◆ Exercise prompt
Collect every line in the records below that contains the word "Notes".

Items from a dataset:
+ + + +
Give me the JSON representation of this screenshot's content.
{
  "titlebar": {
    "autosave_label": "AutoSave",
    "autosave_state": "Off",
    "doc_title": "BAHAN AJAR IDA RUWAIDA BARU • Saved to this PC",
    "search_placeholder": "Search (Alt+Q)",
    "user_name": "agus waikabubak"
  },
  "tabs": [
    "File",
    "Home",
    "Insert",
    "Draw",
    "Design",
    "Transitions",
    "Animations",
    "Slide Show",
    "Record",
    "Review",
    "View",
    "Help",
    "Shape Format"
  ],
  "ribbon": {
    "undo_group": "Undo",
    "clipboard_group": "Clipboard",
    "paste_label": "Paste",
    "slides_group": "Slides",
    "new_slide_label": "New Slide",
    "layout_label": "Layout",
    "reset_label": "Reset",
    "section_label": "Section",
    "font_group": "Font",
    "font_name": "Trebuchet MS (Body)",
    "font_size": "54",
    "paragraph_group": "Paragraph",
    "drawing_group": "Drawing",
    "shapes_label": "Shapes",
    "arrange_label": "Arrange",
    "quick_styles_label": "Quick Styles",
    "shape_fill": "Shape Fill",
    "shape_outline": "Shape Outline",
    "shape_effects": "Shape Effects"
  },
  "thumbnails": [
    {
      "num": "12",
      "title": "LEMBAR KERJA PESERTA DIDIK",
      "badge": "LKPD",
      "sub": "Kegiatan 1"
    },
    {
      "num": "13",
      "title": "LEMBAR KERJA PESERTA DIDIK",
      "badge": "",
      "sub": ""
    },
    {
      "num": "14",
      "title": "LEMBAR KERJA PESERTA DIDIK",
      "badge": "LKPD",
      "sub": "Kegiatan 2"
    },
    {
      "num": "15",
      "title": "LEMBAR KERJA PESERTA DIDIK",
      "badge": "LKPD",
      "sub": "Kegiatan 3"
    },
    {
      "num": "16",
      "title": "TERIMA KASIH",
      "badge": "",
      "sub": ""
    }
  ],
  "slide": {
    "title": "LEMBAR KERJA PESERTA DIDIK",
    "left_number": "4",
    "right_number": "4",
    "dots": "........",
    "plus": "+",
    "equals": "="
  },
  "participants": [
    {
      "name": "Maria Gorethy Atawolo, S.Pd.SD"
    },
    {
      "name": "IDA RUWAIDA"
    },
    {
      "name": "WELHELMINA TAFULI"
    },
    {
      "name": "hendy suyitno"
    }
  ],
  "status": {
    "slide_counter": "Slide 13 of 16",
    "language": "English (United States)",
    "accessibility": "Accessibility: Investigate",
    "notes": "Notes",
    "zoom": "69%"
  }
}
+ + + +
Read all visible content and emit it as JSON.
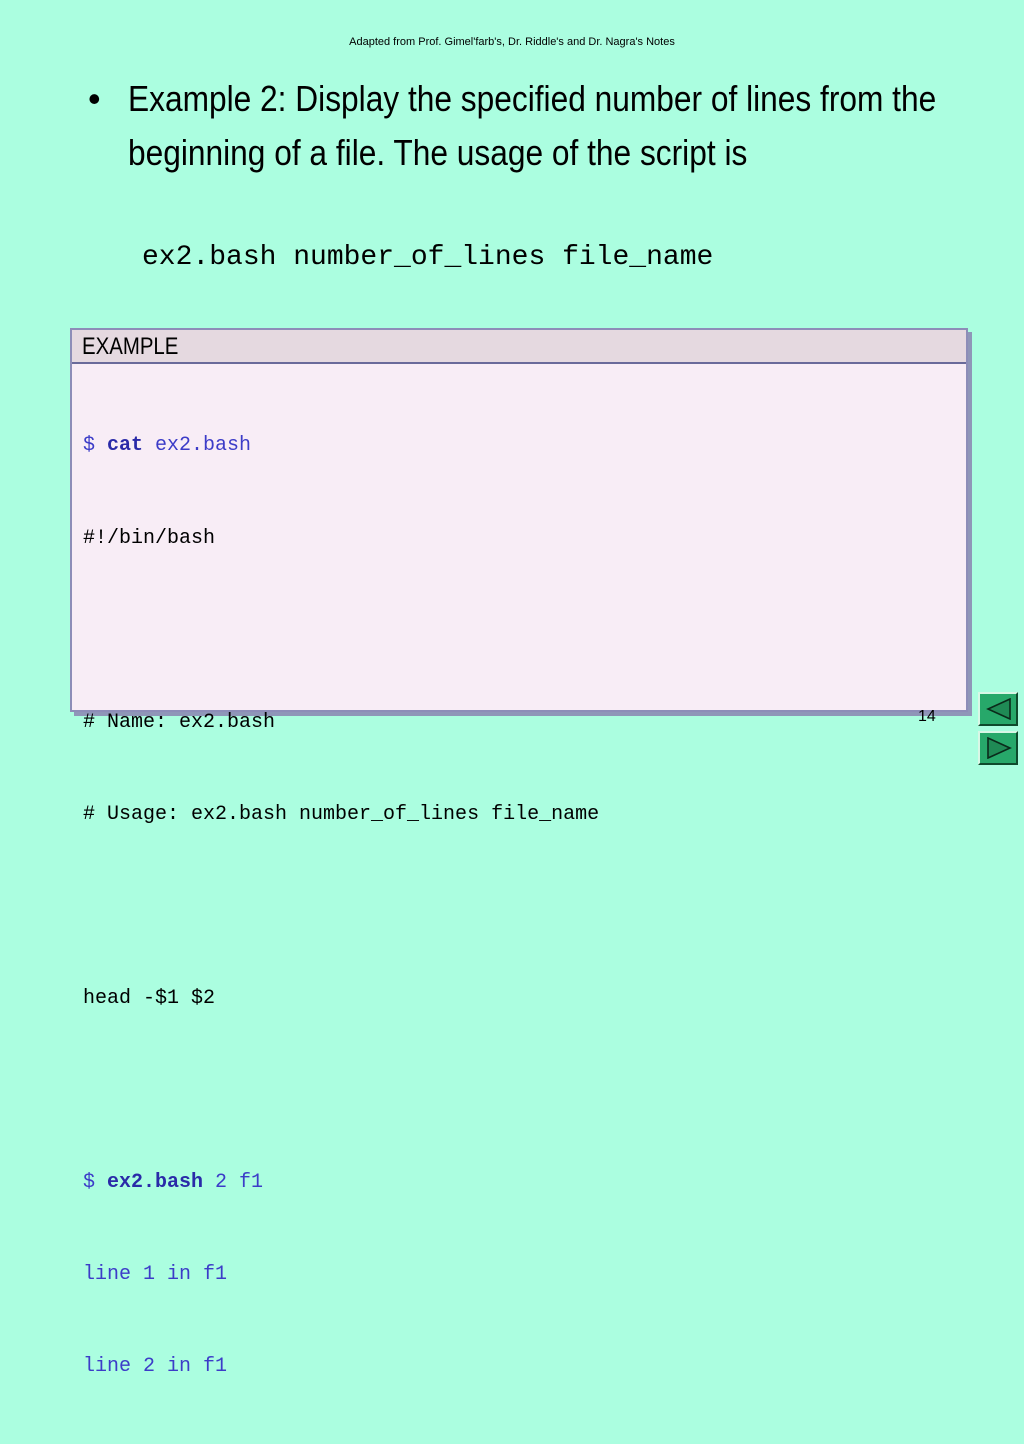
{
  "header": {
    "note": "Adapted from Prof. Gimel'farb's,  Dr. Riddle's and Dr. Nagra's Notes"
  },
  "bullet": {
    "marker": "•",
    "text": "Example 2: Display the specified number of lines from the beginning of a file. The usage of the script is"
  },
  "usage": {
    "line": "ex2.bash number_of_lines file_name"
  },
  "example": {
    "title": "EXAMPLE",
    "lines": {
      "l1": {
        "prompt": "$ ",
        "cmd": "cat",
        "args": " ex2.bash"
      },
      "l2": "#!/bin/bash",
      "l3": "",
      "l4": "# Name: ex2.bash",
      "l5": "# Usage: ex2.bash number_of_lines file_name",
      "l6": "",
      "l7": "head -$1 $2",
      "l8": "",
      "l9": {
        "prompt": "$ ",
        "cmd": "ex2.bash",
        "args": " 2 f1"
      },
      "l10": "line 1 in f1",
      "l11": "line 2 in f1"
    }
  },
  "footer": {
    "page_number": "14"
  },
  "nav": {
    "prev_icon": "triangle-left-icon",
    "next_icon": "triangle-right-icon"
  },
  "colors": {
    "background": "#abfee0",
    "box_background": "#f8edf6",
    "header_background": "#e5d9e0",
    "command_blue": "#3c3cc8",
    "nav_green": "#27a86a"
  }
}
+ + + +
◆ Exercise answer
    "notes": "Notes",
    "note": "Adapted from Prof. Gimel'farb's,  Dr. Riddle's and Dr. Nagra's Notes"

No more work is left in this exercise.